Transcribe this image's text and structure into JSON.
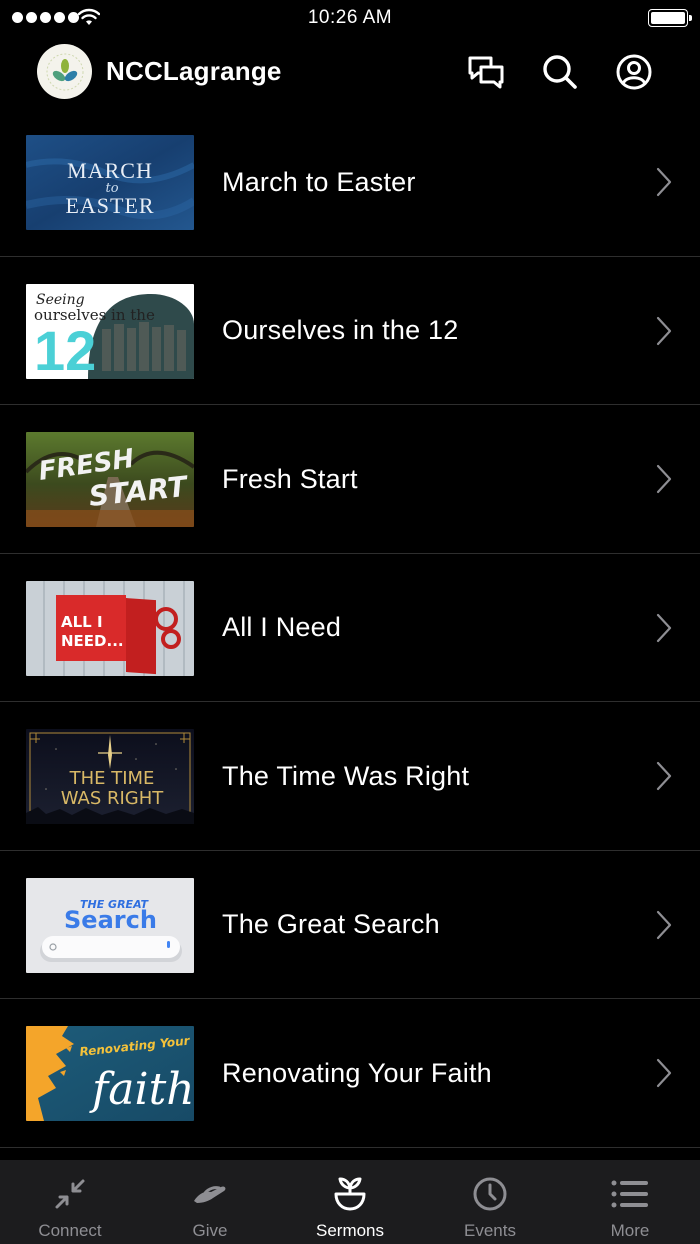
{
  "status": {
    "time": "10:26 AM"
  },
  "header": {
    "title": "NCCLagrange"
  },
  "sermons": [
    {
      "title": "March to Easter",
      "art": [
        "MARCH",
        "to",
        "EASTER"
      ]
    },
    {
      "title": "Ourselves in the 12",
      "art": [
        "Seeing",
        "ourselves in the",
        "12"
      ]
    },
    {
      "title": "Fresh Start",
      "art": [
        "FRESH",
        "START"
      ]
    },
    {
      "title": "All I Need",
      "art": [
        "ALL I",
        "NEED..."
      ]
    },
    {
      "title": "The Time Was Right",
      "art": [
        "THE TIME",
        "WAS RIGHT"
      ]
    },
    {
      "title": "The Great Search",
      "art": [
        "THE GREAT",
        "Search"
      ]
    },
    {
      "title": "Renovating Your Faith",
      "art": [
        "Renovating Your",
        "faith"
      ]
    }
  ],
  "tabs": [
    {
      "label": "Connect",
      "icon": "connect-icon"
    },
    {
      "label": "Give",
      "icon": "give-icon"
    },
    {
      "label": "Sermons",
      "icon": "sermons-icon"
    },
    {
      "label": "Events",
      "icon": "events-icon"
    },
    {
      "label": "More",
      "icon": "more-icon"
    }
  ],
  "colors": {
    "background": "#000000",
    "tabbar": "#1c1c1e",
    "inactive": "#8e8e93",
    "active": "#ffffff",
    "divider": "#2e2e2e"
  }
}
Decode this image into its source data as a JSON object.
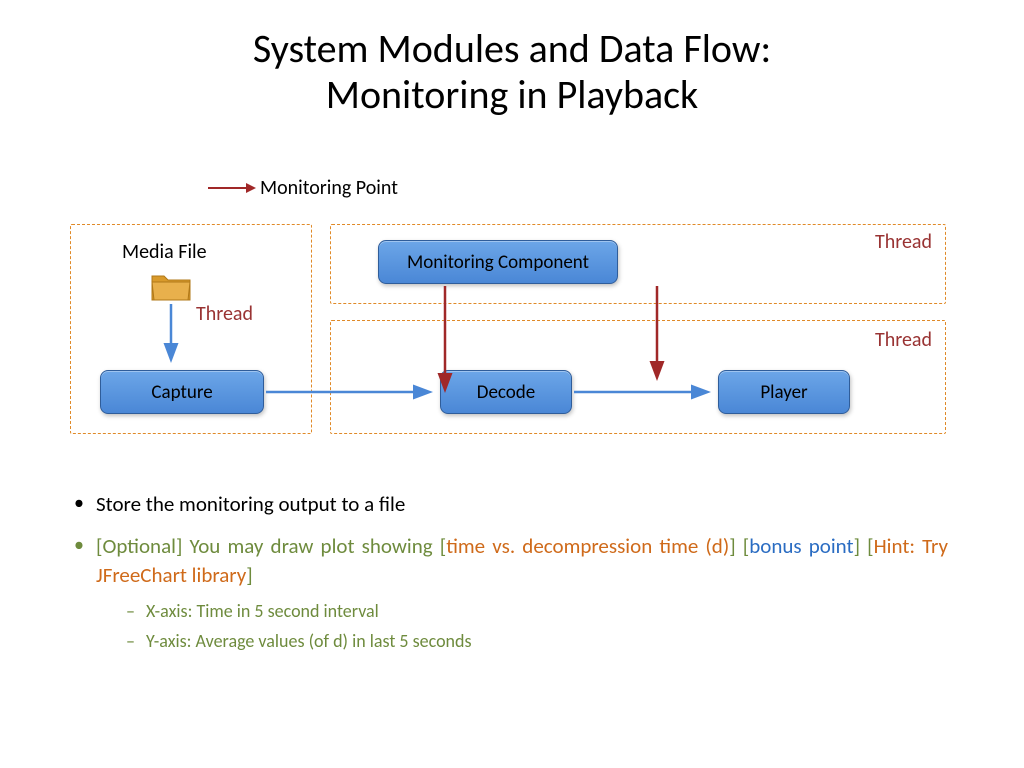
{
  "title": {
    "line1": "System Modules and Data Flow:",
    "line2": "Monitoring in Playback"
  },
  "legend": {
    "label": "Monitoring Point"
  },
  "diagram": {
    "media_file_label": "Media File",
    "thread_label": "Thread",
    "boxes": {
      "monitoring": "Monitoring Component",
      "capture": "Capture",
      "decode": "Decode",
      "player": "Player"
    }
  },
  "bullets": {
    "item1": "Store the monitoring output to a file",
    "item2": {
      "prefix": "[Optional] You may draw plot showing [",
      "orange1": "time vs. decompression time (d)",
      "mid1": "] [",
      "blue": "bonus point",
      "mid2": "] [",
      "orange2": "Hint: Try JFreeChart library",
      "suffix": "]"
    },
    "sub1": "X-axis: Time in 5 second interval",
    "sub2": "Y-axis: Average values (of d)  in last 5 seconds"
  }
}
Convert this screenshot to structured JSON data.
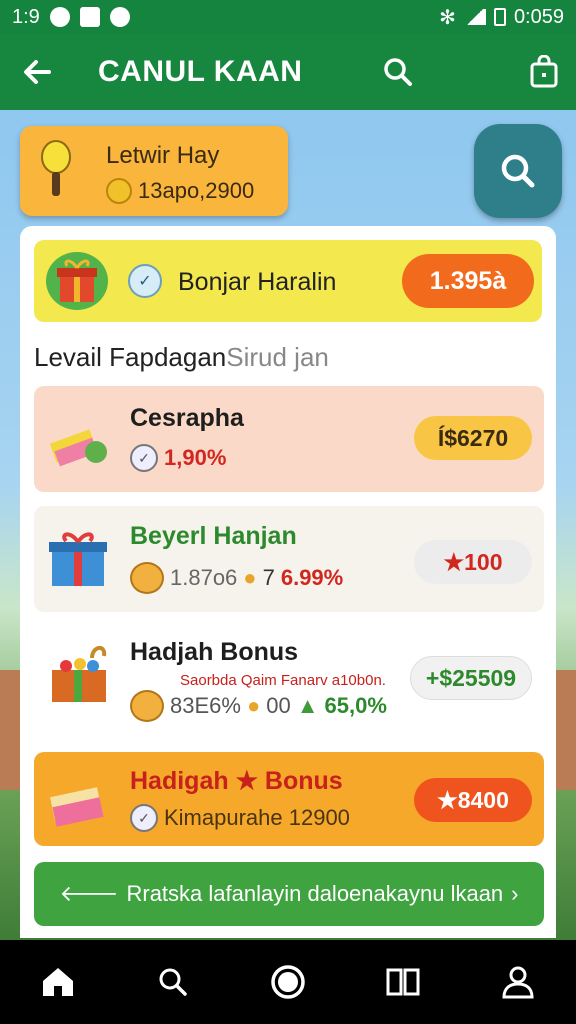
{
  "status_bar": {
    "time": "1:9",
    "clock": "0:059"
  },
  "app_bar": {
    "title": "CANUL KAAN"
  },
  "user_card": {
    "name": "Letwir Hay",
    "coins": "13apo,2900"
  },
  "banner": {
    "label": "Bonjar Haralin",
    "value": "1.395à"
  },
  "section": {
    "title_main": "Levail Fapdagan",
    "title_faded": "Sirud jan"
  },
  "items": [
    {
      "name": "Cesrapha",
      "sub": "1,90%",
      "value": "Í$6270",
      "name_color": "#1e1e1e",
      "sub_color": "#d2271f"
    },
    {
      "name": "Beyerl Hanjan",
      "sub_a": "1.87o6",
      "sub_b": "7",
      "sub_c": "6.99%",
      "value": "★100",
      "name_color": "#2c8a2c"
    },
    {
      "name": "Hadjah Bonus",
      "sub_top": "Saorbda Qaim Fanarv a10b0n.",
      "sub_a": "83E6%",
      "sub_b": "00",
      "sub_c": "65,0%",
      "value": "+$25509"
    },
    {
      "name": "Hadigah ★ Bonus",
      "sub": "Kimapurahe 12900",
      "value": "★8400",
      "name_color": "#c8201a"
    }
  ],
  "cta": {
    "label": "Rratska lafanlayin daloenakaynu lkaan"
  },
  "colors": {
    "appbar": "#17873f",
    "banner_pill": "#f26b1d",
    "cta": "#3fa340"
  },
  "icons": [
    "arrow-left-icon",
    "search-icon",
    "shopping-bag-icon",
    "home-icon",
    "circle-icon",
    "book-icon",
    "profile-icon"
  ]
}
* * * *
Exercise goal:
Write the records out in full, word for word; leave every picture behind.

Expected answer:
Transcribe this image's text and structure into JSON.
{
  "status": {
    "time": "10:26 AM"
  },
  "header": {
    "title": "NCCLagrange"
  },
  "sermons": [
    {
      "title": "March to Easter",
      "art": [
        "MARCH",
        "to",
        "EASTER"
      ]
    },
    {
      "title": "Ourselves in the 12",
      "art": [
        "Seeing",
        "ourselves in the",
        "12"
      ]
    },
    {
      "title": "Fresh Start",
      "art": [
        "FRESH",
        "START"
      ]
    },
    {
      "title": "All I Need",
      "art": [
        "ALL I",
        "NEED..."
      ]
    },
    {
      "title": "The Time Was Right",
      "art": [
        "THE TIME",
        "WAS RIGHT"
      ]
    },
    {
      "title": "The Great Search",
      "art": [
        "THE GREAT",
        "Search"
      ]
    },
    {
      "title": "Renovating Your Faith",
      "art": [
        "Renovating Your",
        "faith"
      ]
    }
  ],
  "tabs": [
    {
      "label": "Connect",
      "icon": "connect-icon"
    },
    {
      "label": "Give",
      "icon": "give-icon"
    },
    {
      "label": "Sermons",
      "icon": "sermons-icon"
    },
    {
      "label": "Events",
      "icon": "events-icon"
    },
    {
      "label": "More",
      "icon": "more-icon"
    }
  ],
  "colors": {
    "background": "#000000",
    "tabbar": "#1c1c1e",
    "inactive": "#8e8e93",
    "active": "#ffffff",
    "divider": "#2e2e2e"
  }
}
Decode this image into its source data as a JSON object.
{
  "title": {
    "line1": "System Modules and Data Flow:",
    "line2": "Monitoring in Playback"
  },
  "legend": {
    "label": "Monitoring Point"
  },
  "diagram": {
    "media_file_label": "Media File",
    "thread_label": "Thread",
    "boxes": {
      "monitoring": "Monitoring Component",
      "capture": "Capture",
      "decode": "Decode",
      "player": "Player"
    }
  },
  "bullets": {
    "item1": "Store the monitoring output to a file",
    "item2": {
      "prefix": "[Optional] You may draw plot showing [",
      "orange1": "time vs. decompression time (d)",
      "mid1": "] [",
      "blue": "bonus point",
      "mid2": "] [",
      "orange2": "Hint: Try JFreeChart library",
      "suffix": "]"
    },
    "sub1": "X-axis: Time in 5 second interval",
    "sub2": "Y-axis: Average values (of d)  in last 5 seconds"
  }
}
Convert this screenshot to structured JSON data.
{
  "status_bar": {
    "time": "1:9",
    "clock": "0:059"
  },
  "app_bar": {
    "title": "CANUL KAAN"
  },
  "user_card": {
    "name": "Letwir Hay",
    "coins": "13apo,2900"
  },
  "banner": {
    "label": "Bonjar Haralin",
    "value": "1.395à"
  },
  "section": {
    "title_main": "Levail Fapdagan",
    "title_faded": "Sirud jan"
  },
  "items": [
    {
      "name": "Cesrapha",
      "sub": "1,90%",
      "value": "Í$6270",
      "name_color": "#1e1e1e",
      "sub_color": "#d2271f"
    },
    {
      "name": "Beyerl Hanjan",
      "sub_a": "1.87o6",
      "sub_b": "7",
      "sub_c": "6.99%",
      "value": "★100",
      "name_color": "#2c8a2c"
    },
    {
      "name": "Hadjah Bonus",
      "sub_top": "Saorbda Qaim Fanarv a10b0n.",
      "sub_a": "83E6%",
      "sub_b": "00",
      "sub_c": "65,0%",
      "value": "+$25509"
    },
    {
      "name": "Hadigah ★ Bonus",
      "sub": "Kimapurahe 12900",
      "value": "★8400",
      "name_color": "#c8201a"
    }
  ],
  "cta": {
    "label": "Rratska lafanlayin daloenakaynu lkaan"
  },
  "colors": {
    "appbar": "#17873f",
    "banner_pill": "#f26b1d",
    "cta": "#3fa340"
  },
  "icons": [
    "arrow-left-icon",
    "search-icon",
    "shopping-bag-icon",
    "home-icon",
    "circle-icon",
    "book-icon",
    "profile-icon"
  ]
}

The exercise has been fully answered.